(Material for this task Opens)

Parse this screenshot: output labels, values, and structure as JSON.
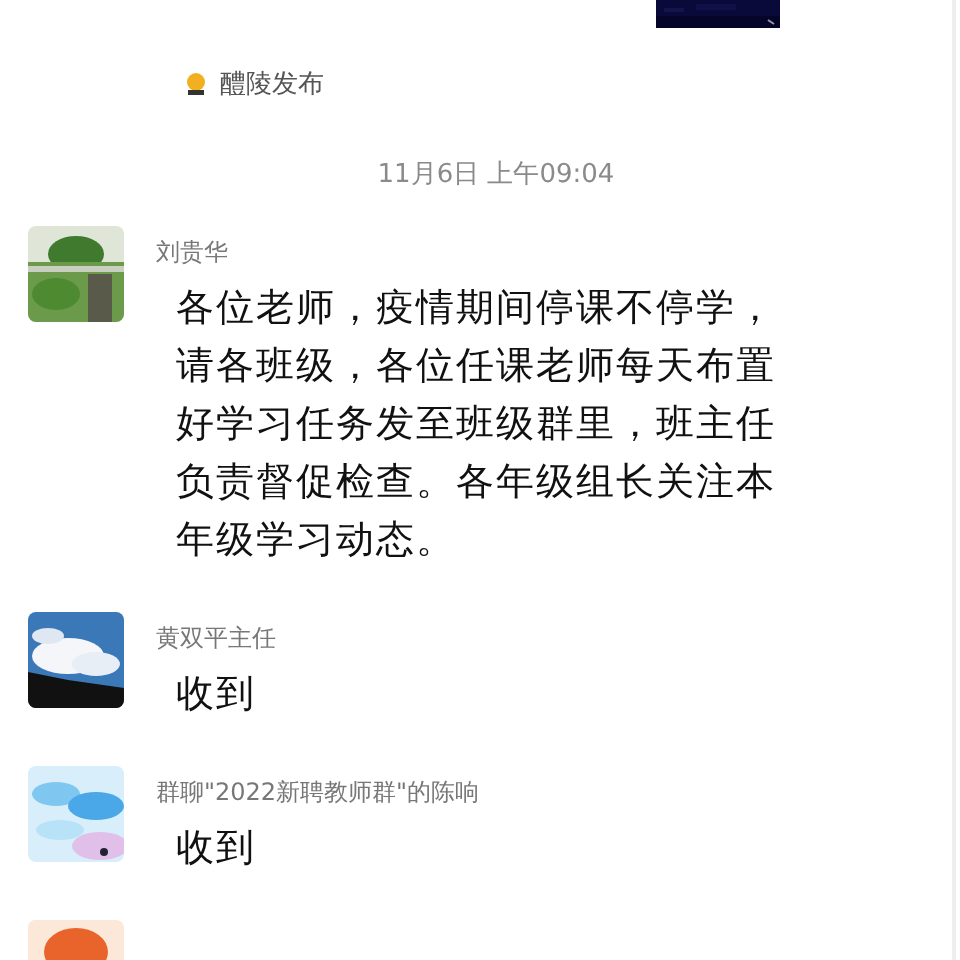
{
  "shared_image": {
    "kind": "picture"
  },
  "source": {
    "label": "醴陵发布"
  },
  "timestamp": "11月6日 上午09:04",
  "messages": [
    {
      "sender": "刘贵华",
      "text": "各位老师，疫情期间停课不停学，请各班级，各位任课老师每天布置好学习任务发至班级群里，班主任负责督促检查。各年级组长关注本年级学习动态。",
      "avatar": {
        "kind": "picture"
      }
    },
    {
      "sender": "黄双平主任",
      "text": "收到",
      "avatar": {
        "kind": "picture"
      }
    },
    {
      "sender": "群聊\"2022新聘教师群\"的陈响",
      "text": "收到",
      "avatar": {
        "kind": "picture"
      }
    },
    {
      "avatar": {
        "kind": "picture"
      }
    }
  ]
}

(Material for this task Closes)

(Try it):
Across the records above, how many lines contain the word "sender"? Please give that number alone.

(Solution to this problem):
3